By Vanessa Richins
As many of you know, this year has been a struggle for tomato gardeners in the Northeast and beyond.
After unusually long bouts of cool weather, rain and humidity, many tomato plants have fallen prey to the same disease that caused the great Irish potato famines – late blight.
In an Op-Ed in the New York Times, Dan Barber explains some of the conditions that made it a perfect situation for late blight to ravage tomato plants. He includes heirloom tomatoes and the explosion of interest in home gardening as a large part of the problem.
I can agree somewhat with what he is saying. As far as home gardeners go, he explains that the problems began when some of the large chain stores sold infected plants. This caused the plants to be grown in many home yards, which usually aren’t as closely watched for diseases as farms may be.
There have also been many more gardeners this year than before. As he points out, “According to the National Gardening Association, 43 million households planned a backyard garden or put a stake in a share of a community garden in 2009, up from 36 million in 2008.” More plants = more opportunities to spread disease.
I would, however, disagree that gardeners were the only ones causing the problem. What about the growers who supplied the plants? Somewhere along the line the disease managed to slip in and still be sent out for sale. If the diseased plants were never sent out, there wouldn’t have been as much of a problem.
He also says that part of the problem was that many people now plant heirloom tomatoes. I can also see this, to some extent. It’s true that heirlooms don’t always have the disease protection that hybrids can offer. I think that a two-fold approach needs to happen.
Breeders need to focus more on taste as part of their program (more focus is often put on shipping and storage capacity, along with insect and disease resistant), and perhaps more people should work on planting the heirlooms that do have resistance to diseases already.

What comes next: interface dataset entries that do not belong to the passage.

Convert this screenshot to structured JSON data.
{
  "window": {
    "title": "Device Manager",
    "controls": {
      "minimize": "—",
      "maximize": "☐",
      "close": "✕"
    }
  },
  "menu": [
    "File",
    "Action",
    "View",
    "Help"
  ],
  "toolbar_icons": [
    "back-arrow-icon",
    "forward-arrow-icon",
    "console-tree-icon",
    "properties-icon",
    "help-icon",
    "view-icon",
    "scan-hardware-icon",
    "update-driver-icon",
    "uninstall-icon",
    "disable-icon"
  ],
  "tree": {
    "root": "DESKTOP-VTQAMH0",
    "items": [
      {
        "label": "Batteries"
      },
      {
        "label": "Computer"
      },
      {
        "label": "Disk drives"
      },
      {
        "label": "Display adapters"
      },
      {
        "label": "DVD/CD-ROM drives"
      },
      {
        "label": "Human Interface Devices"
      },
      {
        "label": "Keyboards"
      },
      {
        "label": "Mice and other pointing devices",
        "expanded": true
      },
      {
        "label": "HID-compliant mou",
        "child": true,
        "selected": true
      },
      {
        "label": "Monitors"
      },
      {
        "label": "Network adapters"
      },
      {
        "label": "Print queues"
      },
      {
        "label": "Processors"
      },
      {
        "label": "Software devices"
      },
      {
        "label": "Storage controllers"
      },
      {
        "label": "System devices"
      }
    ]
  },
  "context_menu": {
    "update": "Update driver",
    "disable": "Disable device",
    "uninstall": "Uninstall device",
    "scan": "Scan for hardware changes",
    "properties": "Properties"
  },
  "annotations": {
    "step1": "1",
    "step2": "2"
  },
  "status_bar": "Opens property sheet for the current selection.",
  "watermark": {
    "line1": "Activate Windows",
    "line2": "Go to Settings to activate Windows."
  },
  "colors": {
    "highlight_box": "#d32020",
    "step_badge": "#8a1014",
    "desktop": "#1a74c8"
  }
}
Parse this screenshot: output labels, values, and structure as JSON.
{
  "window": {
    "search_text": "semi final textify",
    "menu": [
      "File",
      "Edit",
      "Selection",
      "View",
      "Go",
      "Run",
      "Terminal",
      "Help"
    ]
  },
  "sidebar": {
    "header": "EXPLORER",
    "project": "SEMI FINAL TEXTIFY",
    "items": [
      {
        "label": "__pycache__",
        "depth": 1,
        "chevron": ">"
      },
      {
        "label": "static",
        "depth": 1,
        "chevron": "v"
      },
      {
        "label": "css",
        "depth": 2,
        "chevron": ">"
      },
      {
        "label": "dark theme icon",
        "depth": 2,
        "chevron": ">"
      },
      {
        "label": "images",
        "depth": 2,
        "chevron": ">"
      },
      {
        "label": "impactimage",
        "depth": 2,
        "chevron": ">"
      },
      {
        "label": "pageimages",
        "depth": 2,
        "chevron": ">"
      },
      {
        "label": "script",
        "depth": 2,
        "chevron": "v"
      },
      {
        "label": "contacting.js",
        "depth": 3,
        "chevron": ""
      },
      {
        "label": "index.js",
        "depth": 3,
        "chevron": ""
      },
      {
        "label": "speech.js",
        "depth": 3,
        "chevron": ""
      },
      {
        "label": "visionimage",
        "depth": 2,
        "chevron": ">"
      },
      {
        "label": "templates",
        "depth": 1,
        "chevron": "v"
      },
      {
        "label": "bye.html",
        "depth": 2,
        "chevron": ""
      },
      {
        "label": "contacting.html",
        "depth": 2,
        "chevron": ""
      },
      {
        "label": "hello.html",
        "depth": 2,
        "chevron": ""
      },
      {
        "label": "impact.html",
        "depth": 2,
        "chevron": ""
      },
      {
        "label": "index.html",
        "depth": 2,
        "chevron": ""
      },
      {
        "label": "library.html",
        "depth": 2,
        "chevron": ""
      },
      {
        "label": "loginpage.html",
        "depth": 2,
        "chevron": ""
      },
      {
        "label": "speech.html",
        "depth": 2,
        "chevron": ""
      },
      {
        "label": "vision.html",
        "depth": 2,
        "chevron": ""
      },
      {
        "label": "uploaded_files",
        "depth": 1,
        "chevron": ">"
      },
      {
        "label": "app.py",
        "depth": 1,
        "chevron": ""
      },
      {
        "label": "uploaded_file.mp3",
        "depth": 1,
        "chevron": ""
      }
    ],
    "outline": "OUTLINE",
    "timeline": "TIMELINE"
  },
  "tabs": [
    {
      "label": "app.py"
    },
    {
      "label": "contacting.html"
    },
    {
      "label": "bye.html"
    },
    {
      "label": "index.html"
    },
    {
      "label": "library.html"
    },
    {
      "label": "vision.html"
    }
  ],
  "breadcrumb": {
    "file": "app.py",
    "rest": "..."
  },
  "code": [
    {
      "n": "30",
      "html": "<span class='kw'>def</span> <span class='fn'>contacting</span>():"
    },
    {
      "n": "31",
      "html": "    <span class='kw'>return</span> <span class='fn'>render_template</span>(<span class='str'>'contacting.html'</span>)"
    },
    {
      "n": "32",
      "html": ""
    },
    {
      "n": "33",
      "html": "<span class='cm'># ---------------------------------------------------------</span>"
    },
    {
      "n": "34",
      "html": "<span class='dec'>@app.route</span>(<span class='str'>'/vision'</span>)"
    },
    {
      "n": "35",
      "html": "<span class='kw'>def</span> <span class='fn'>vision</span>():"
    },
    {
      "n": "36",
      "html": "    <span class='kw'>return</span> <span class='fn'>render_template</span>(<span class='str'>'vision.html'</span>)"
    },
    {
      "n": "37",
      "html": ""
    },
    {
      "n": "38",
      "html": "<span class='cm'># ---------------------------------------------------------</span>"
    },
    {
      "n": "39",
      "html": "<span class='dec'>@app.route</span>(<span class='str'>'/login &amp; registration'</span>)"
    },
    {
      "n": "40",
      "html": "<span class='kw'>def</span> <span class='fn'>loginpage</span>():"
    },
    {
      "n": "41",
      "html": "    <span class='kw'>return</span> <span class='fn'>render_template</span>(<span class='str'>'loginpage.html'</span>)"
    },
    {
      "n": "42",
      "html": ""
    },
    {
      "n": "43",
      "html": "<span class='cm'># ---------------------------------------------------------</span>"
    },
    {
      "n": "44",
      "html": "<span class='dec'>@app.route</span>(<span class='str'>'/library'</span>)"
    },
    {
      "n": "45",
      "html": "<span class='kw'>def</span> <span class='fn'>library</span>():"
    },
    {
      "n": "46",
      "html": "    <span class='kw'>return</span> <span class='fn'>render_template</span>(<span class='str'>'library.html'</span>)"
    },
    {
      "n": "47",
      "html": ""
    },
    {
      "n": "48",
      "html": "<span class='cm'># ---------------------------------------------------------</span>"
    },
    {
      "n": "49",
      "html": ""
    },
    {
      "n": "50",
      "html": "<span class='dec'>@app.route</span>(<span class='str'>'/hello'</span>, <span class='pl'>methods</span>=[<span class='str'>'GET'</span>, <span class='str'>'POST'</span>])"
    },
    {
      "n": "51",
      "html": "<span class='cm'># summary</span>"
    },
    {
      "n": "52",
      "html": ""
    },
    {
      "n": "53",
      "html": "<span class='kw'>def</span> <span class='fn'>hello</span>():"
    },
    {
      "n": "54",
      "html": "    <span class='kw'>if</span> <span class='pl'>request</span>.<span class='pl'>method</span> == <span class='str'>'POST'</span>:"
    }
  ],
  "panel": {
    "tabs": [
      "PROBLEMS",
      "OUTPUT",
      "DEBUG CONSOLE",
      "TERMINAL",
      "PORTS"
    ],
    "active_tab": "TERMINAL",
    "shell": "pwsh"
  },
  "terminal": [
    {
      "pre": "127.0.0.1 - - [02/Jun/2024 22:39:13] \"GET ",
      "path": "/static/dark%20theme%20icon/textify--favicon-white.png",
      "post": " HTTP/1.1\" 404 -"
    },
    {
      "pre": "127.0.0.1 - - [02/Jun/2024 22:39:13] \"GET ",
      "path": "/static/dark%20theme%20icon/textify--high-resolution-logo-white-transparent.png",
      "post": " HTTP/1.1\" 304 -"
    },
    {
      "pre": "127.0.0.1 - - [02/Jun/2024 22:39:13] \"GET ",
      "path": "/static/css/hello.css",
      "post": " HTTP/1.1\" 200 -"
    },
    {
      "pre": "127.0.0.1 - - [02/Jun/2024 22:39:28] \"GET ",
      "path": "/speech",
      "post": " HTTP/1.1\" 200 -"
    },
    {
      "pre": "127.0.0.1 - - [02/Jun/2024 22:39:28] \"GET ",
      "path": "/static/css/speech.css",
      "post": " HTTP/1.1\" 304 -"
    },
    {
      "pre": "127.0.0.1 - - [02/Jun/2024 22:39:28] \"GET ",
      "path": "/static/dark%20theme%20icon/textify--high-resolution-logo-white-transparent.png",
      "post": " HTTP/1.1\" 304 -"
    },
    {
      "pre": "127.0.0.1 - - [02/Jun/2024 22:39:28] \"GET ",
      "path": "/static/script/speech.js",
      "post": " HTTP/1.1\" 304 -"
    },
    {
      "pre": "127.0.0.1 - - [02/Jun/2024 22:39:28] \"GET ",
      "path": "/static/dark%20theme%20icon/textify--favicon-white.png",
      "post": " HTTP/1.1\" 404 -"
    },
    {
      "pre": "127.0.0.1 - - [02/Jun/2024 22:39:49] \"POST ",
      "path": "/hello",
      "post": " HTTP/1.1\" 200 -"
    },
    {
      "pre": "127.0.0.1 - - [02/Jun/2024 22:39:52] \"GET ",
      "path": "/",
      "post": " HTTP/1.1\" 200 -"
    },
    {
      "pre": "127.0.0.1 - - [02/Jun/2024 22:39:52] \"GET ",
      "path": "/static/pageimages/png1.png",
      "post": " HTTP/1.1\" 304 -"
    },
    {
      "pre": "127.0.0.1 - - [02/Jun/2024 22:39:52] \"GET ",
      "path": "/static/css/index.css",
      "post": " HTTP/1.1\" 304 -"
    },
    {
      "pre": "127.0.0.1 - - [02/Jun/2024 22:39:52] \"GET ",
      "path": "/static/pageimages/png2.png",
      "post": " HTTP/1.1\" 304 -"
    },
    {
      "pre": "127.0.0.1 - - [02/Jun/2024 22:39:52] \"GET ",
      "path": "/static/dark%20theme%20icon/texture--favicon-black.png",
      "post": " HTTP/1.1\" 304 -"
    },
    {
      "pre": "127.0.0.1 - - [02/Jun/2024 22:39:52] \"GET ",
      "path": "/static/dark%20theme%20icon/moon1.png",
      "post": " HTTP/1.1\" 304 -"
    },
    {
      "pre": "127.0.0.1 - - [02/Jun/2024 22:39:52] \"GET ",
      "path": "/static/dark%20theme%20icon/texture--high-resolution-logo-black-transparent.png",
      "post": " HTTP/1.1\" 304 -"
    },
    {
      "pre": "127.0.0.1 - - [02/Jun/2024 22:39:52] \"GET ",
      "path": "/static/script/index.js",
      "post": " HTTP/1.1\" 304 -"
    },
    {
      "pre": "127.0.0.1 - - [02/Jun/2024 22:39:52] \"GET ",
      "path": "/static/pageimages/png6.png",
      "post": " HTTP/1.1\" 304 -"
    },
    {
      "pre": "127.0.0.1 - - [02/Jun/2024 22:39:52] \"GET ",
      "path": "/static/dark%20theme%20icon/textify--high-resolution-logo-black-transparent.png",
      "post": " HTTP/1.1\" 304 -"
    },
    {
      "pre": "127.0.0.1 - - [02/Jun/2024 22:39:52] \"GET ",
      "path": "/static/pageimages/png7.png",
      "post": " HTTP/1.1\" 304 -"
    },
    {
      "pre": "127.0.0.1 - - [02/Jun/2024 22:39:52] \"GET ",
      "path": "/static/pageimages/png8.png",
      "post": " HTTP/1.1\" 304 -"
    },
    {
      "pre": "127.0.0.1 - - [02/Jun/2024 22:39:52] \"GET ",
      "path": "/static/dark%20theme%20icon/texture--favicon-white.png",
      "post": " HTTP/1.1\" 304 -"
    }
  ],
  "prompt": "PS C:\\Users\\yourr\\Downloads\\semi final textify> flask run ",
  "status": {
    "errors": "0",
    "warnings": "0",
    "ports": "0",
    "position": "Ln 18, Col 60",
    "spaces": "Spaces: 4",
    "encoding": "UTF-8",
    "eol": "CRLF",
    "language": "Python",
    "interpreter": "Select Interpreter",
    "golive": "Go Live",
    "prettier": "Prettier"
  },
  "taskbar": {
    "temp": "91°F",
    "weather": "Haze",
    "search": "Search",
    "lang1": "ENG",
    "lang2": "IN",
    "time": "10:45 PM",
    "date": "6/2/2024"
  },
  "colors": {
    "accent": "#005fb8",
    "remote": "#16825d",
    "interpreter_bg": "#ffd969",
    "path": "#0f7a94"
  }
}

We can use this year’s late blight disaster as a lesson for the future. Hopefully next year all will be ready to combat the disease.